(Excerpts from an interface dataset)
=== Section Start ===

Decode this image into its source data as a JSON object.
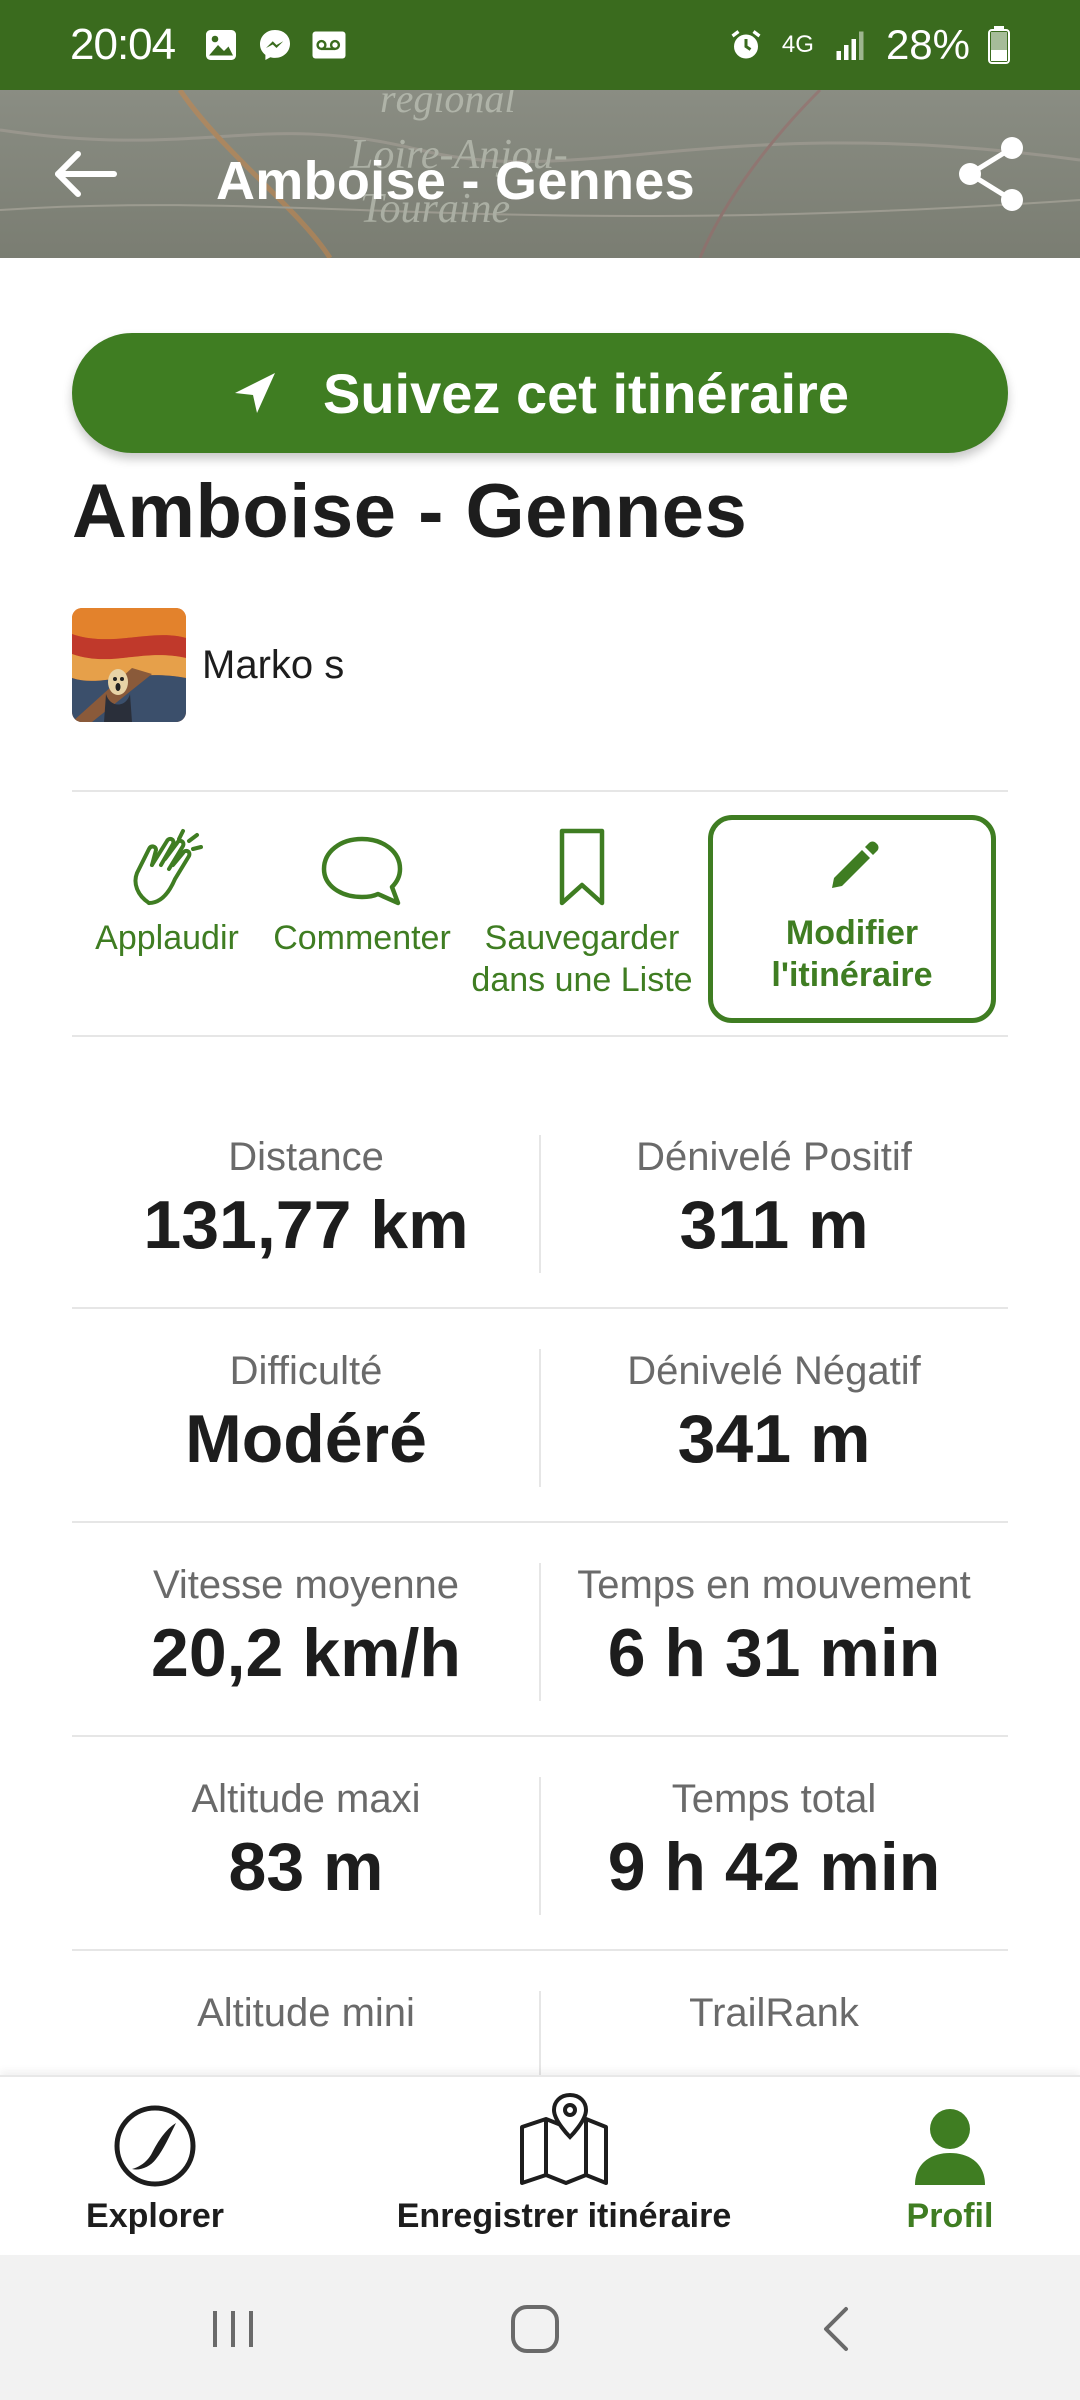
{
  "status_bar": {
    "time": "20:04",
    "network": "4G",
    "battery": "28%",
    "icons_left": [
      "gallery-icon",
      "messenger-icon",
      "voicemail-icon"
    ],
    "icons_right": [
      "alarm-icon",
      "network-4g-icon",
      "signal-icon",
      "battery-icon"
    ]
  },
  "header": {
    "title": "Amboise - Gennes",
    "back_icon": "arrow-left-icon",
    "share_icon": "share-icon"
  },
  "follow_button": {
    "label": "Suivez cet itinéraire",
    "icon": "navigation-arrow-icon"
  },
  "route": {
    "title": "Amboise - Gennes",
    "author": "Marko s"
  },
  "actions": [
    {
      "label": "Applaudir",
      "icon": "clapping-hands-icon"
    },
    {
      "label": "Commenter",
      "icon": "speech-bubble-icon"
    },
    {
      "label": "Sauvegarder dans une Liste",
      "icon": "bookmark-icon"
    },
    {
      "label": "Modifier l'itinéraire",
      "icon": "pencil-icon"
    }
  ],
  "stats": [
    {
      "left": {
        "label": "Distance",
        "value": "131,77 km"
      },
      "right": {
        "label": "Dénivelé Positif",
        "value": "311 m"
      }
    },
    {
      "left": {
        "label": "Difficulté",
        "value": "Modéré"
      },
      "right": {
        "label": "Dénivelé Négatif",
        "value": "341 m"
      }
    },
    {
      "left": {
        "label": "Vitesse moyenne",
        "value": "20,2 km/h"
      },
      "right": {
        "label": "Temps en mouvement",
        "value": "6 h 31 min"
      }
    },
    {
      "left": {
        "label": "Altitude maxi",
        "value": "83 m"
      },
      "right": {
        "label": "Temps total",
        "value": "9 h 42 min"
      }
    },
    {
      "left": {
        "label": "Altitude mini",
        "value": ""
      },
      "right": {
        "label": "TrailRank",
        "value": ""
      }
    }
  ],
  "bottom_nav": [
    {
      "label": "Explorer",
      "icon": "explore-icon"
    },
    {
      "label": "Enregistrer itinéraire",
      "icon": "map-pin-icon"
    },
    {
      "label": "Profil",
      "icon": "profile-icon",
      "active": true
    }
  ],
  "colors": {
    "brand_green": "#3f7d22",
    "status_bar": "#3a6b1e",
    "label_gray": "#6a6a6a"
  }
}
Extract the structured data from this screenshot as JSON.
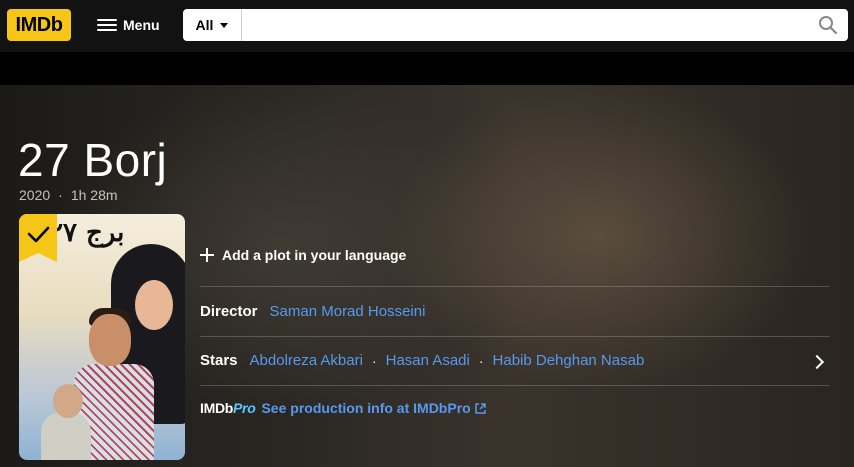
{
  "nav": {
    "logo": "IMDb",
    "menu_label": "Menu",
    "search_category": "All",
    "search_value": "",
    "search_placeholder": ""
  },
  "title": {
    "name": "27 Borj",
    "year": "2020",
    "runtime": "1h 28m"
  },
  "poster": {
    "title_text": "برج ۲۷",
    "watchlist_added": true
  },
  "plot": {
    "add_label": "Add a plot in your language"
  },
  "credits": {
    "director_label": "Director",
    "directors": [
      "Saman Morad Hosseini"
    ],
    "stars_label": "Stars",
    "stars": [
      "Abdolreza Akbari",
      "Hasan Asadi",
      "Habib Dehghan Nasab"
    ]
  },
  "pro": {
    "logo_imdb": "IMDb",
    "logo_pro": "Pro",
    "link_label": "See production info at IMDbPro"
  },
  "colors": {
    "brand_yellow": "#f5c518",
    "link_blue": "#5799ef",
    "pro_blue": "#5cc8ff"
  }
}
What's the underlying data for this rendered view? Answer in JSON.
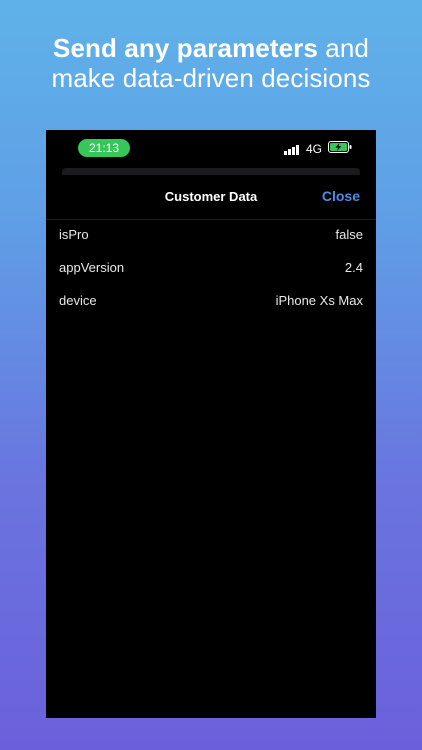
{
  "headline": {
    "bold_part": "Send any parameters",
    "rest_line1": " and",
    "line2": "make data-driven decisions"
  },
  "status_bar": {
    "time": "21:13",
    "network": "4G",
    "time_pill_color": "#35c759"
  },
  "nav": {
    "title": "Customer Data",
    "close_label": "Close",
    "accent_color": "#4d8ce8"
  },
  "rows": [
    {
      "key": "isPro",
      "value": "false"
    },
    {
      "key": "appVersion",
      "value": "2.4"
    },
    {
      "key": "device",
      "value": "iPhone Xs Max"
    }
  ],
  "icons": {
    "signal": "signal-bars-icon",
    "battery": "battery-charging-icon"
  }
}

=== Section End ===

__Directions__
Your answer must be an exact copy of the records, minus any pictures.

__Response area__
Decode this image into its source data as a JSON object.
{
  "status_bar": {
    "time": "20:04",
    "network": "4G",
    "battery": "28%",
    "icons_left": [
      "gallery-icon",
      "messenger-icon",
      "voicemail-icon"
    ],
    "icons_right": [
      "alarm-icon",
      "network-4g-icon",
      "signal-icon",
      "battery-icon"
    ]
  },
  "header": {
    "title": "Amboise - Gennes",
    "back_icon": "arrow-left-icon",
    "share_icon": "share-icon"
  },
  "follow_button": {
    "label": "Suivez cet itinéraire",
    "icon": "navigation-arrow-icon"
  },
  "route": {
    "title": "Amboise - Gennes",
    "author": "Marko s"
  },
  "actions": [
    {
      "label": "Applaudir",
      "icon": "clapping-hands-icon"
    },
    {
      "label": "Commenter",
      "icon": "speech-bubble-icon"
    },
    {
      "label": "Sauvegarder dans une Liste",
      "icon": "bookmark-icon"
    },
    {
      "label": "Modifier l'itinéraire",
      "icon": "pencil-icon"
    }
  ],
  "stats": [
    {
      "left": {
        "label": "Distance",
        "value": "131,77 km"
      },
      "right": {
        "label": "Dénivelé Positif",
        "value": "311 m"
      }
    },
    {
      "left": {
        "label": "Difficulté",
        "value": "Modéré"
      },
      "right": {
        "label": "Dénivelé Négatif",
        "value": "341 m"
      }
    },
    {
      "left": {
        "label": "Vitesse moyenne",
        "value": "20,2 km/h"
      },
      "right": {
        "label": "Temps en mouvement",
        "value": "6 h 31 min"
      }
    },
    {
      "left": {
        "label": "Altitude maxi",
        "value": "83 m"
      },
      "right": {
        "label": "Temps total",
        "value": "9 h 42 min"
      }
    },
    {
      "left": {
        "label": "Altitude mini",
        "value": ""
      },
      "right": {
        "label": "TrailRank",
        "value": ""
      }
    }
  ],
  "bottom_nav": [
    {
      "label": "Explorer",
      "icon": "explore-icon"
    },
    {
      "label": "Enregistrer itinéraire",
      "icon": "map-pin-icon"
    },
    {
      "label": "Profil",
      "icon": "profile-icon",
      "active": true
    }
  ],
  "colors": {
    "brand_green": "#3f7d22",
    "status_bar": "#3a6b1e",
    "label_gray": "#6a6a6a"
  }
}
Extract the structured data from this screenshot as JSON.
{
  "nav": {
    "logo": "IMDb",
    "menu_label": "Menu",
    "search_category": "All",
    "search_value": "",
    "search_placeholder": ""
  },
  "title": {
    "name": "27 Borj",
    "year": "2020",
    "runtime": "1h 28m"
  },
  "poster": {
    "title_text": "برج ۲۷",
    "watchlist_added": true
  },
  "plot": {
    "add_label": "Add a plot in your language"
  },
  "credits": {
    "director_label": "Director",
    "directors": [
      "Saman Morad Hosseini"
    ],
    "stars_label": "Stars",
    "stars": [
      "Abdolreza Akbari",
      "Hasan Asadi",
      "Habib Dehghan Nasab"
    ]
  },
  "pro": {
    "logo_imdb": "IMDb",
    "logo_pro": "Pro",
    "link_label": "See production info at IMDbPro"
  },
  "colors": {
    "brand_yellow": "#f5c518",
    "link_blue": "#5799ef",
    "pro_blue": "#5cc8ff"
  }
}
What's the underlying data for this rendered view? Answer in JSON.
{
  "headline": {
    "bold_part": "Send any parameters",
    "rest_line1": " and",
    "line2": "make data-driven decisions"
  },
  "status_bar": {
    "time": "21:13",
    "network": "4G",
    "time_pill_color": "#35c759"
  },
  "nav": {
    "title": "Customer Data",
    "close_label": "Close",
    "accent_color": "#4d8ce8"
  },
  "rows": [
    {
      "key": "isPro",
      "value": "false"
    },
    {
      "key": "appVersion",
      "value": "2.4"
    },
    {
      "key": "device",
      "value": "iPhone Xs Max"
    }
  ],
  "icons": {
    "signal": "signal-bars-icon",
    "battery": "battery-charging-icon"
  }
}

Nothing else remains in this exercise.